Jean Bosco’s solution: Habona, Ltd. He created a company that produces affordable and environmentally friendly services and fuels in the form of biomass briquettes and pellets from waste. This serves as a sustainable alternative to wood charcoal, while also improving sanitation in homes.
Jean Bosco oversees the company’s management, fundraising and public relations. He’s raised startup capital for Habona, and has provided more than 25 permanent jobs to the people of Rwanda.
Jean Bosco’s love for green living and environmental conversation led him to start another venture with two friends – promoting ecotourism and biodiversity conservation. This new joint venture, Kitabi Ecocenter, has been up and running for seven months, and has since attracted over 750 local and international tourists, providing accommodations in a replica of the traditional Rwandan King’s palace and other eco lodges.
Upon founding Habona and his other initiatives, Jean Bocso was recognized as the 2014 Top Young Entrepreneur of Rwanda, and received a prestigious 2015 Top Young Achievers award from the First Lady of Rwanda.
He was also selected for the Mandela Washington Fellowship; a flagship program of the U.S. president for Young African Leaders.
At the 2016 Global Entrepreneur Summit, Jean Bosco spoke on a panel alongside former US President Barack Obama and Mark Zuckerberg. The following year, he was named as one of Forbes 30 under 30 Africa’s Promising Social Entrepreneurs. He has clearly gained no shortage of international recognition.
Several years later, Jean Bosco still resides in Kitabi, as he continues working closely to his local initiatives. His major focus is on expanding Habona to further encourage sustainability and employment creation, uplifting the lives of people in marginalized communities:
“My greatest inspiration is that every little thing I do makes an impact in somebody else’s life.”
Hello to everyone! In my posts you will often read and see something positive that will lighten up your mood!

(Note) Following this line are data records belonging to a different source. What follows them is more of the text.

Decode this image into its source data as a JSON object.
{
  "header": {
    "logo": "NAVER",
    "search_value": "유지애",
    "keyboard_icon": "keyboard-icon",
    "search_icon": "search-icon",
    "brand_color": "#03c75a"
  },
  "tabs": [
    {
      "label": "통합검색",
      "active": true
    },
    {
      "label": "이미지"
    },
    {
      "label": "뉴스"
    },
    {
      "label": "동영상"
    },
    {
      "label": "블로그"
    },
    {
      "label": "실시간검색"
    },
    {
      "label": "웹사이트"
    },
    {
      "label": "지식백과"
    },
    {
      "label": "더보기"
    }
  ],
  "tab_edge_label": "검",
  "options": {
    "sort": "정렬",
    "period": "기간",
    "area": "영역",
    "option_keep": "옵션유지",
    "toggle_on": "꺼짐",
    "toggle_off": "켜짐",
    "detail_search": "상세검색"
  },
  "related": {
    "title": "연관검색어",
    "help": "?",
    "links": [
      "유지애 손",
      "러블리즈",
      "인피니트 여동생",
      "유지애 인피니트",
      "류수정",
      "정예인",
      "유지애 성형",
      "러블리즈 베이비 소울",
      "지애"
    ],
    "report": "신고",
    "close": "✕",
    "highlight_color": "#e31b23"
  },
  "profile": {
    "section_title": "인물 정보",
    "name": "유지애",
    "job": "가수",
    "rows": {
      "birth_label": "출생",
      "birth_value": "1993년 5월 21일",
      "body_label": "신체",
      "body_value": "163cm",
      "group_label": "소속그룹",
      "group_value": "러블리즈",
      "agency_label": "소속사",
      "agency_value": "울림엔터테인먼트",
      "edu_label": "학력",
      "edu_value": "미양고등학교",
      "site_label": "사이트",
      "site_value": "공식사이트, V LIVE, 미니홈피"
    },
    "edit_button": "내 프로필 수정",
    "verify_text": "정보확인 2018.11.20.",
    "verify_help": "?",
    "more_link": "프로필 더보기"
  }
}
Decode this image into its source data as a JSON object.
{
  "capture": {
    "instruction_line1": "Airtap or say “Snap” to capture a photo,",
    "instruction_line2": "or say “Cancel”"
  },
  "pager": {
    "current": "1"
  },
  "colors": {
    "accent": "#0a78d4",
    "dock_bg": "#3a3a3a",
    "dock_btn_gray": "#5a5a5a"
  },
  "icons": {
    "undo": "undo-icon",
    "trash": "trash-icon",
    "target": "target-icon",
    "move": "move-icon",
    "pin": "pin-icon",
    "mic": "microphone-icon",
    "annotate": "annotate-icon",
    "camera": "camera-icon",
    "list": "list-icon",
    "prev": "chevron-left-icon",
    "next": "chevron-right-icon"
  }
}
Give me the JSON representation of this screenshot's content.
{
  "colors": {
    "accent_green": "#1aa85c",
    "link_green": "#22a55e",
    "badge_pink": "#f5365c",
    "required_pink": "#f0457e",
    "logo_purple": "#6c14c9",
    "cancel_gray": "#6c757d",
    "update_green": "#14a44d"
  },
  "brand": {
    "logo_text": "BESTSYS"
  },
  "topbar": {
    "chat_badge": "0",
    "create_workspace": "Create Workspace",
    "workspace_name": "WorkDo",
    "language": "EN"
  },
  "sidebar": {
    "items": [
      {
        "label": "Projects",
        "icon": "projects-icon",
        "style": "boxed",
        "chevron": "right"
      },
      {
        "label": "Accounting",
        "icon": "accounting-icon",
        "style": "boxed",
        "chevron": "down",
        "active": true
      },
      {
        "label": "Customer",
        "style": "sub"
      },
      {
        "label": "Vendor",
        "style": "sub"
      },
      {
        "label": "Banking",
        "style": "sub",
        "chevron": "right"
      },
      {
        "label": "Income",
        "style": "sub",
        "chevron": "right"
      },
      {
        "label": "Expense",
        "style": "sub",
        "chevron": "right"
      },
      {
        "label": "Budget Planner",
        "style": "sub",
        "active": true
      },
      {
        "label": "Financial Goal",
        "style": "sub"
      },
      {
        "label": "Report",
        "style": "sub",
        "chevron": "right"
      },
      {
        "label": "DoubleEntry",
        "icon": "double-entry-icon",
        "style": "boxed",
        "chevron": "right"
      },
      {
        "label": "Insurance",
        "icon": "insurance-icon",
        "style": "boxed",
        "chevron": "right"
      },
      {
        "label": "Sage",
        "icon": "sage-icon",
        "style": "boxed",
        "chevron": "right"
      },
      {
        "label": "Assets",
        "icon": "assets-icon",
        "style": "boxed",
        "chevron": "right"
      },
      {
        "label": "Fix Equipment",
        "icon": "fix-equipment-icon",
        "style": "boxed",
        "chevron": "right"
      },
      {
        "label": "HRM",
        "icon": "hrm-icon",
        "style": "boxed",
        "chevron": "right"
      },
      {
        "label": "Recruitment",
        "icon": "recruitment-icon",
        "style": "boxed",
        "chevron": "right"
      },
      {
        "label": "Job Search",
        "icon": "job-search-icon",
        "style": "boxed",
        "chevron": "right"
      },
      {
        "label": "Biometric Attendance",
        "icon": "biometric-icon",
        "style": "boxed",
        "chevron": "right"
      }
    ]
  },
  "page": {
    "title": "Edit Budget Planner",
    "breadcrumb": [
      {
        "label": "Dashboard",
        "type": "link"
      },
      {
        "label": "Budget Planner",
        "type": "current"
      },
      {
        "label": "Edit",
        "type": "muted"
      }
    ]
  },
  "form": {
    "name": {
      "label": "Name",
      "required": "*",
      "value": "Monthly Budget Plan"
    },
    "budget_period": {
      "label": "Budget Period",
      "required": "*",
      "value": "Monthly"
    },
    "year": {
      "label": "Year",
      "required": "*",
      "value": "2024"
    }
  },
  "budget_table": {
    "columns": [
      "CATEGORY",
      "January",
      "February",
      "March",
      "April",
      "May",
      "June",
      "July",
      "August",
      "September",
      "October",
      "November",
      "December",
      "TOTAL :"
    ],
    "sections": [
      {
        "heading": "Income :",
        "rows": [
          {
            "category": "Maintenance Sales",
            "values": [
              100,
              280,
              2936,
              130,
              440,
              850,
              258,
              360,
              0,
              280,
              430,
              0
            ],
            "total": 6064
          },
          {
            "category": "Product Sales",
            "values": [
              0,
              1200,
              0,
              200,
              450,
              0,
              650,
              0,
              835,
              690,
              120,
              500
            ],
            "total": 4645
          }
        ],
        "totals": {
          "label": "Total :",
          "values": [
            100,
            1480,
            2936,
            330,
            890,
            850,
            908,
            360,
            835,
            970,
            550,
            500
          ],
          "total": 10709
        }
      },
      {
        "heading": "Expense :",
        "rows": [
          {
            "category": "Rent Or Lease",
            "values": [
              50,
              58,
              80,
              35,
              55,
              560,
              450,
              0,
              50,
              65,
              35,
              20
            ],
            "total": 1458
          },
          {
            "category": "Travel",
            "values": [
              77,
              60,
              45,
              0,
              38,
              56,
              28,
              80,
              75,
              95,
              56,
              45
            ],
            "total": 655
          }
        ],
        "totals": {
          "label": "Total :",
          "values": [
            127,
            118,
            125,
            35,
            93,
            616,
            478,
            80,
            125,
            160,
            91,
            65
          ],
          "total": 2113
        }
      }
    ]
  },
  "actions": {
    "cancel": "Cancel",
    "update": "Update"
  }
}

This weekend I will make a post about an upcoming event related to a meeting of judokas (people practising judo) … 40 years later. Stay tuned!
If I had to add a description on my first post, I would add an edited version of an old saying: ‘New site- new me’. The change for the better always comes from the word ‘new’. New car. New love. New inspiration. New way of thinking. And how can we reach the positive alterations in our well-being? By simly looking forward to accepting challenges and feel the adrenaline from achieving your goals.
Good company in a journey makes the way seem shorter. — Izaak Walton